because the better worldview triumphed, as it had to, and that the
international order that exists today is but the next stage in
humanity's march from strife and aggression toward a peaceful and
It is a testament to the vitality of this enlightenment vision that
hopes for a brand-new era in human history took hold with such force
after the fall of Soviet communism. But a little more skepticism, and
realism, was in order.
After all, had mankind truly progressed so far?
The most destructive century in all the millennia of human history was
only just concluding. Our modern, supposedly enlightened era produced
the greatest of horrors -- the massive aggressions, the "total wars,"
the famines and the genocides -- and the perpetrators of these horrors
were among the world's most advanced and enlightened nations.
Recognition of this terrible reality -- that modernity had produced
not greater good but only worse forms of evil -- was a staple of
philosophical discussion in the 20th century.
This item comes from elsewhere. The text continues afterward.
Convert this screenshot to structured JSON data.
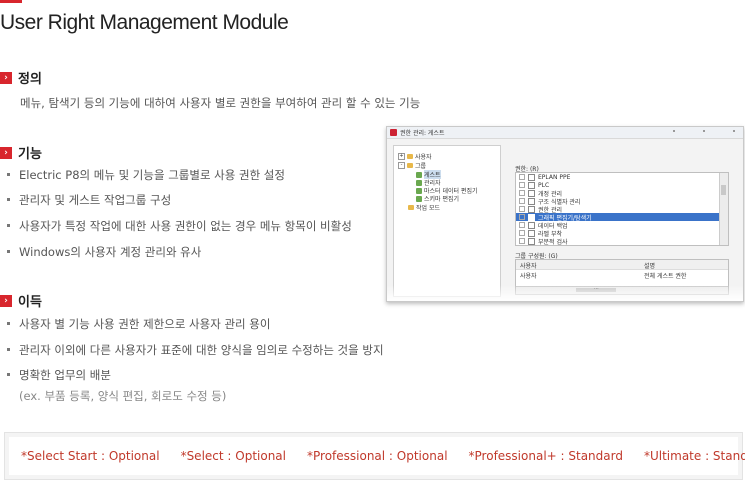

It was the great problem
that Mr. Niebuhr wrestled with and which led him to conclude that for
moral men to do good, they would sometimes have to play by the same
rules as immoral men -- and yes, he believed he could tell the
difference. What reason was there to imagine that after 1989 humankind
was suddenly on the cusp of a brand-new order?
The focus on the dazzling pageant of progress at the end of the Cold
War ignored the wires and the beams and the scaffolding that had made
such progress possible.
The global shift toward liberal democracy coincided with the
historical shift in the balance of power toward those nations and
peoples who favored the liberal democratic idea, a shift that began
with the triumph of the democratic powers over fascism in World War II
and that was followed by a second triumph of the democracies over
communism in the Cold War.
The liberal international order that emerged after these two victories
reflected the new overwhelming global balance in favor of liberal
forces. But those victories were not inevitable, and they need not be
After the Second World War, another moment in history when hopes for a
new kind of international order were rampant, Mr. Morgenthau warned
idealists against imagining that at some point "the final curtain
would fall and the game of power politics would no longer be played."
Moscow's invasion of Georgia has opened a new act in the endless
The only question now is whether the United States will play its part,
and with the appropriate blend of realism about the world as it exists
and idealism about what a strong and determined democratic community
can do to shape it. As Mr. Niebuhr put it six decades ago, "the world
problem cannot be solved if America does not accept its full share of
responsibility in solving it."
Robert Kagan is Senior Associate at the Carnegie Endowment for
International Peace and an informal adviser to the McCain campaign.
His most recent book is "The Return of History and the End of Dreams."